**What is being asked**.
In the data that follows, count every line holding the string "javaLeague" and give the count alone.

**Dataset content**.
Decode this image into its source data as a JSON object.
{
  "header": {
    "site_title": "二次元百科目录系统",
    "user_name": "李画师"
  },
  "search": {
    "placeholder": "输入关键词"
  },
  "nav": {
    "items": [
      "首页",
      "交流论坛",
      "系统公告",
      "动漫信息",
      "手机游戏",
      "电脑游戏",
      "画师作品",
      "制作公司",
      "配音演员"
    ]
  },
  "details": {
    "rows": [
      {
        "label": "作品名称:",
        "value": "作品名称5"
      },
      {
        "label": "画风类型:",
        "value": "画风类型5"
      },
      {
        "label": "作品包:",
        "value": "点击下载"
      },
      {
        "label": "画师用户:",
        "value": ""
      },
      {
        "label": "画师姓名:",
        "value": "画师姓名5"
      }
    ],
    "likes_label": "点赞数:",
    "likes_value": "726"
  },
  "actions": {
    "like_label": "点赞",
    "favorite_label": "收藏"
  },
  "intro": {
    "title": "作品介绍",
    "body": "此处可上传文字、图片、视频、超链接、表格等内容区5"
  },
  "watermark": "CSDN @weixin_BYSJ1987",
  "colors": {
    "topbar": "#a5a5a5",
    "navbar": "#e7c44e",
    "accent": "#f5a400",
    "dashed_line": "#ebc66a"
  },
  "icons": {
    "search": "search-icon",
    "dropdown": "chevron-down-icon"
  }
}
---
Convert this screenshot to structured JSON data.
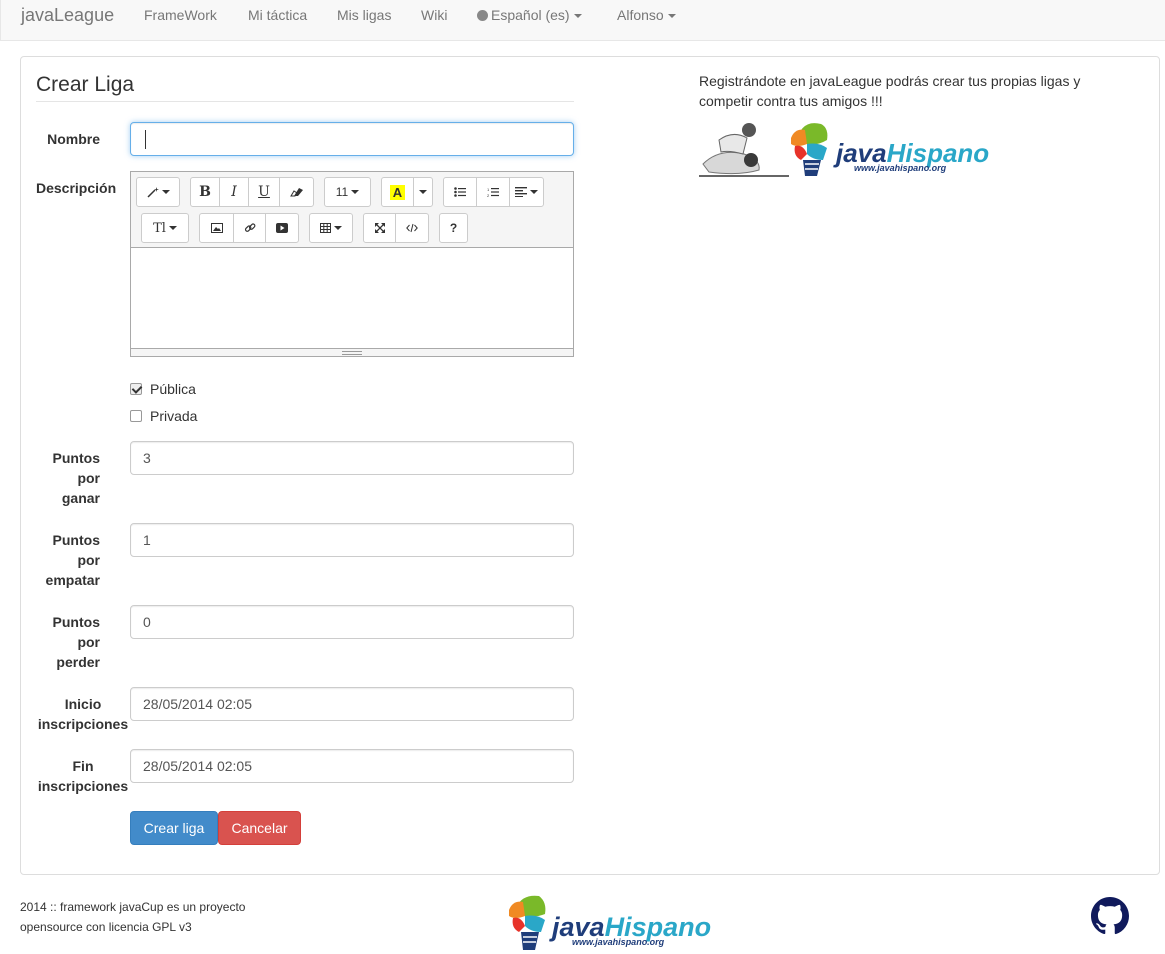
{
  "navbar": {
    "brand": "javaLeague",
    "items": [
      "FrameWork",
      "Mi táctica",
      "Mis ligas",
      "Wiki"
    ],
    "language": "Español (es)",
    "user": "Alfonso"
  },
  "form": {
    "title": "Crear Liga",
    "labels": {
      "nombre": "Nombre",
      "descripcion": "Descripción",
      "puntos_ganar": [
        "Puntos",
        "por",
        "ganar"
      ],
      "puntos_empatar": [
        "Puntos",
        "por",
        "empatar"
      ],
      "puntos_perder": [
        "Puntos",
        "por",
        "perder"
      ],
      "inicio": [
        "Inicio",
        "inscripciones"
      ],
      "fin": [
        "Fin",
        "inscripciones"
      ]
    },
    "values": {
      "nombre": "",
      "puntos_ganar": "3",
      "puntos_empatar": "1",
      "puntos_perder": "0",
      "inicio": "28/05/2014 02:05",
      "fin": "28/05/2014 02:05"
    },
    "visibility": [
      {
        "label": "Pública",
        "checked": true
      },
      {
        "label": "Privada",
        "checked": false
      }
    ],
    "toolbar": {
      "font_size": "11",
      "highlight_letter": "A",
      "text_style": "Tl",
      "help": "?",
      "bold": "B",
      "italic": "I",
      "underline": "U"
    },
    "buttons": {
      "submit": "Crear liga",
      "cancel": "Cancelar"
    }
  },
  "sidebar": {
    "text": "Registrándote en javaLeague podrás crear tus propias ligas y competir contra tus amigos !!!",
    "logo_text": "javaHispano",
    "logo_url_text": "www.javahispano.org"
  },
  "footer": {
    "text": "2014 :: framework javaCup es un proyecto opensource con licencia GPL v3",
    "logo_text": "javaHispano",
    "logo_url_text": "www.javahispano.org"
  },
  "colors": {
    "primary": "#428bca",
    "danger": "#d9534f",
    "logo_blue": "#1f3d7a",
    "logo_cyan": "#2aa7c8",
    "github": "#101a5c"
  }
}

**Answer to this task**.
2